If the Linux community wants to hold any significant share of the desktop market then there needs to be a distro that works for both the power user and the least common denominator. Mint has covered a lot of ground in terms of simplicity and usability - but it’s just not enough for the common user. Linux Mint, in my opinion, is still a “geeks only” operating system until it has GUI based tools and documentation that the common user can use to fix their own computer issues.

Pro: Maximum Customization

I can’t stress just how cool it is to be able to change almost anything about your Desktop Environment. Virtually everything including fonts, icons, color schemes, the desktop environment, and menus can be customized to the user’s liking. There are even people known as “ricers “ who spend days tweaking every last detail of their Desktop Environment just so they can show it off. If you think Mac OS is sleek when it comes to user interface and customzation, you’ll be wowed by Linux Mint.

Con: Graphics Heavy Applications Suck

I’ve got some decent hardware - a dedicated GPU with some serious onboard memory, a CPU that would make the heads of early NASA scientists explode, and enough RAM to simultaneously run VS Code, Slack, and Chrome :)

Yet for whatever reason, I can’t edit videos without going through several crashes. Civ V, though developed natively still crashes from time to time, plus it renders as if I was using DirectX 9. I can run imagemagick / ffmpeg with no problems - so perhaps this is a flaw with the indivdual applications I use, and not with Linux/Mint itself. But, when crashes happen virtually anytime a graphics heavy application is in use…one begins to wonder…

Pro: Possibly the Comfiest Operating System

This is probably the greatest benefit of Mint in my opinion, though it likely applies to almost all Linux variants. Aside from graphics, it works beautifully. I can leave my computer on for days, even weeks - and it just keeps humming along without a hitch. I can update my computer without restarting. I don’t know the keyboard shortcut for the System Monitor (the Mint equivalent of Windows Task Manager) after two years of use, because I’ve only had to use it a handful times. In terms of productivity and reliability - it’s unbeatable.


If you are loking to get your feet wet with Linux, and you’ve got the computer skills to back it up - I highly recommend you give Mint a try. It’s free as in “free beer” and as in “freedom”. It’s has a very comfortable user experience, works with almost every piece of commercial hardware, and has the built-in software to be a truly robust operating system. Yes, it’s got a few issues, but what Operating System doesn’t?
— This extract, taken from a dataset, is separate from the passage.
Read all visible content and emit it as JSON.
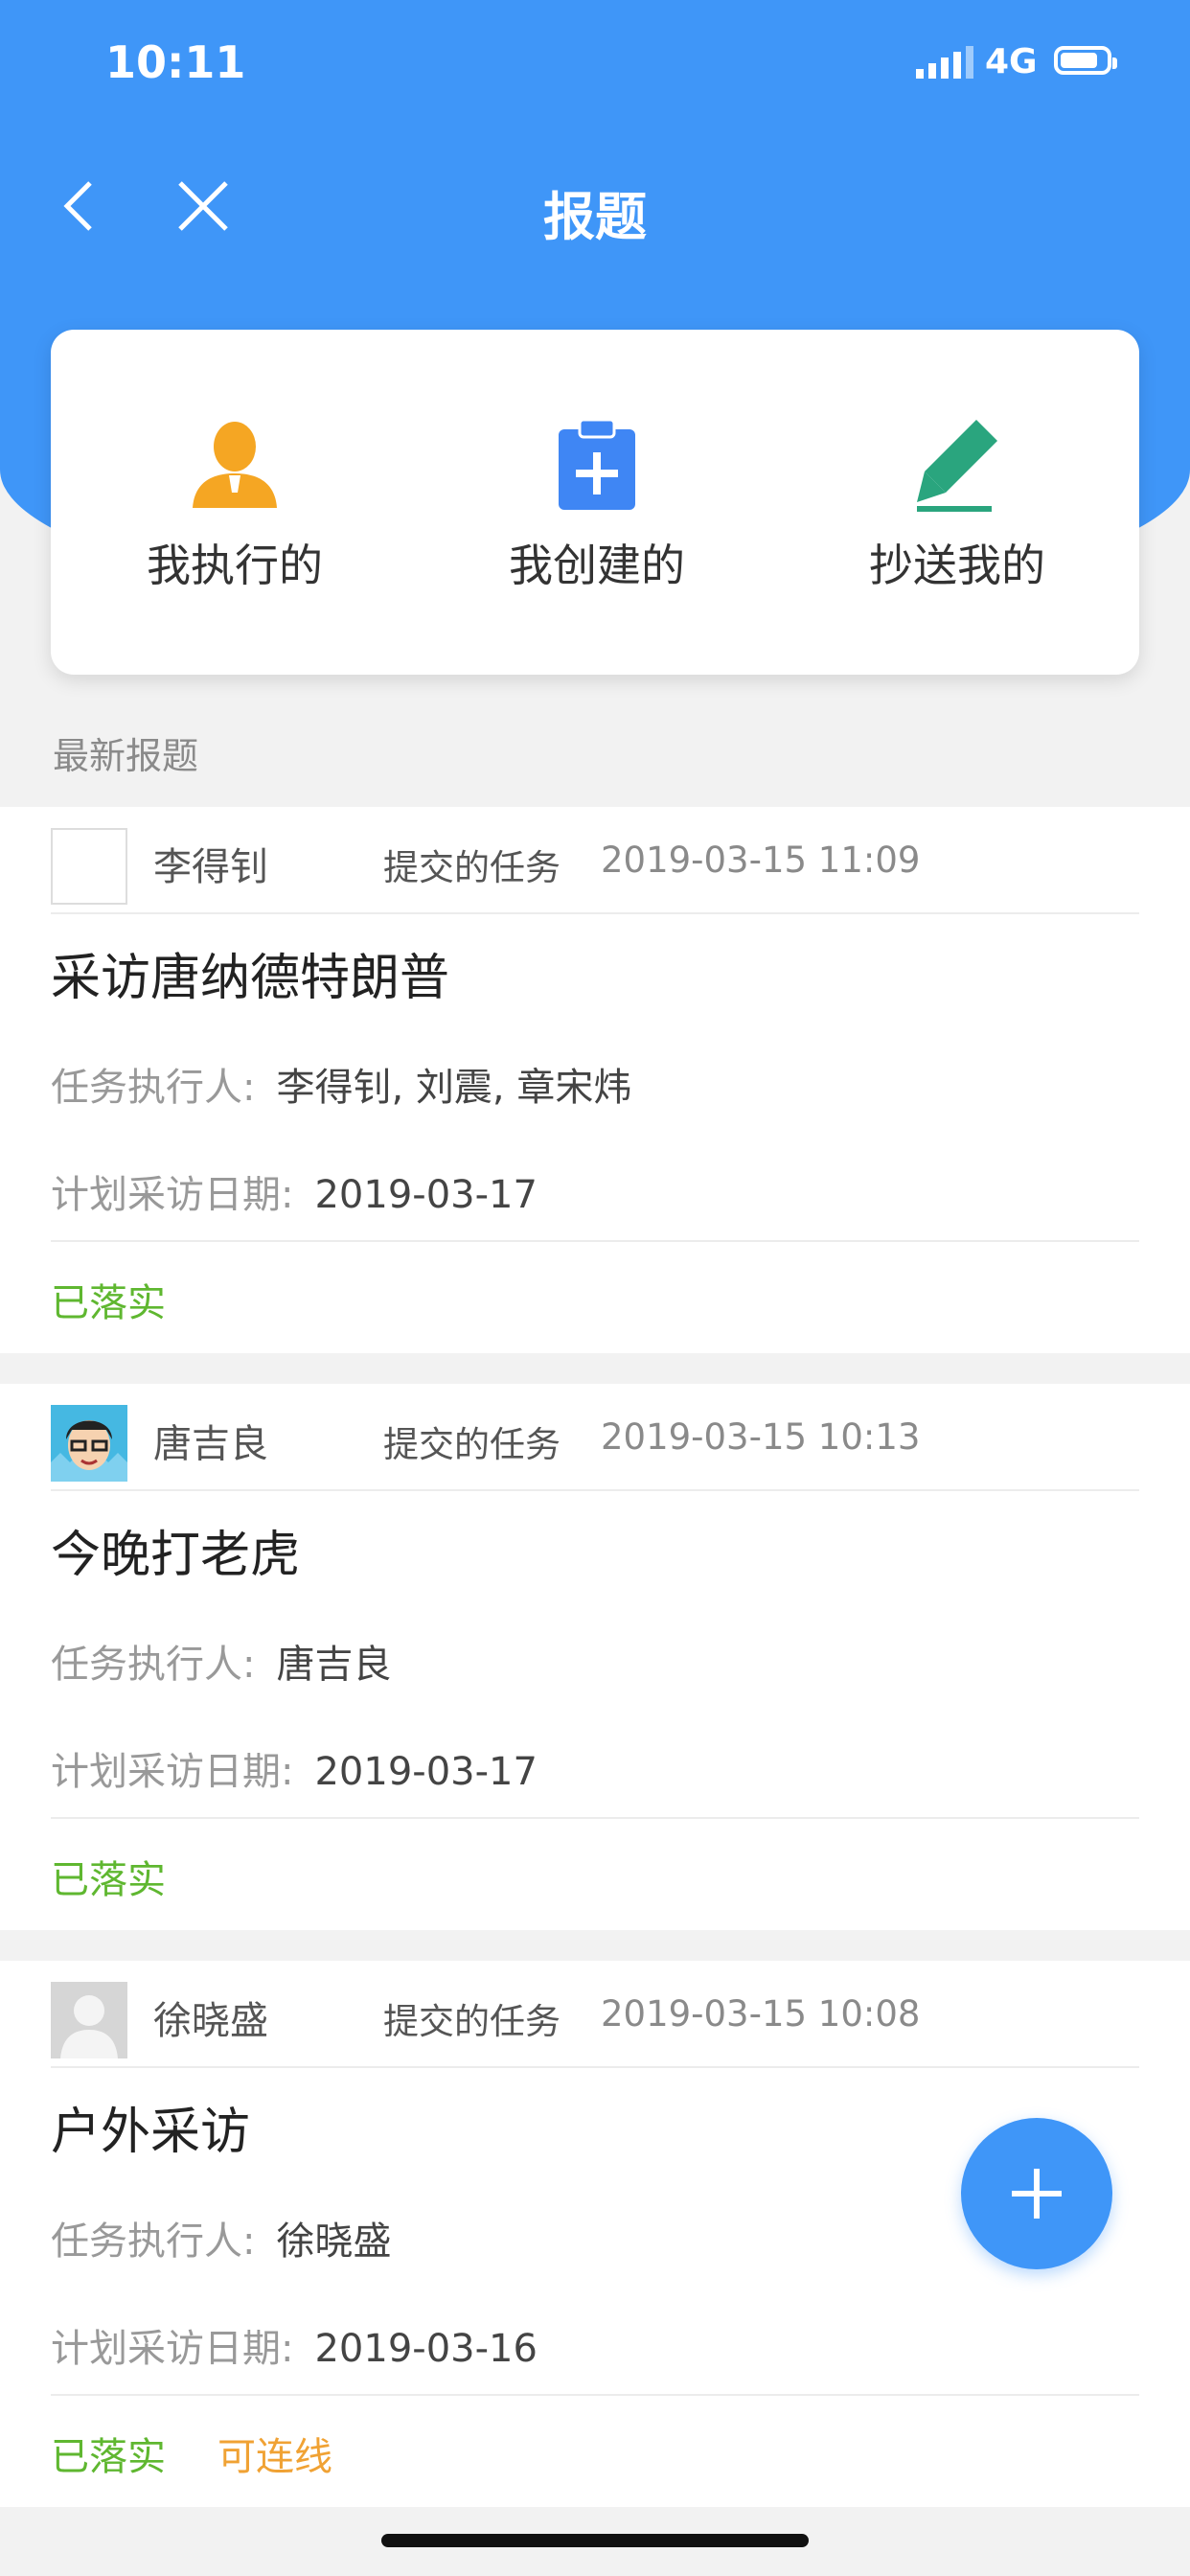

After 2 years I only use Windows to play a few games that only run on Windows and run poorly via Wine, as well as video editing. My poor Macbook is collecting dust, because it only gets used when travelling.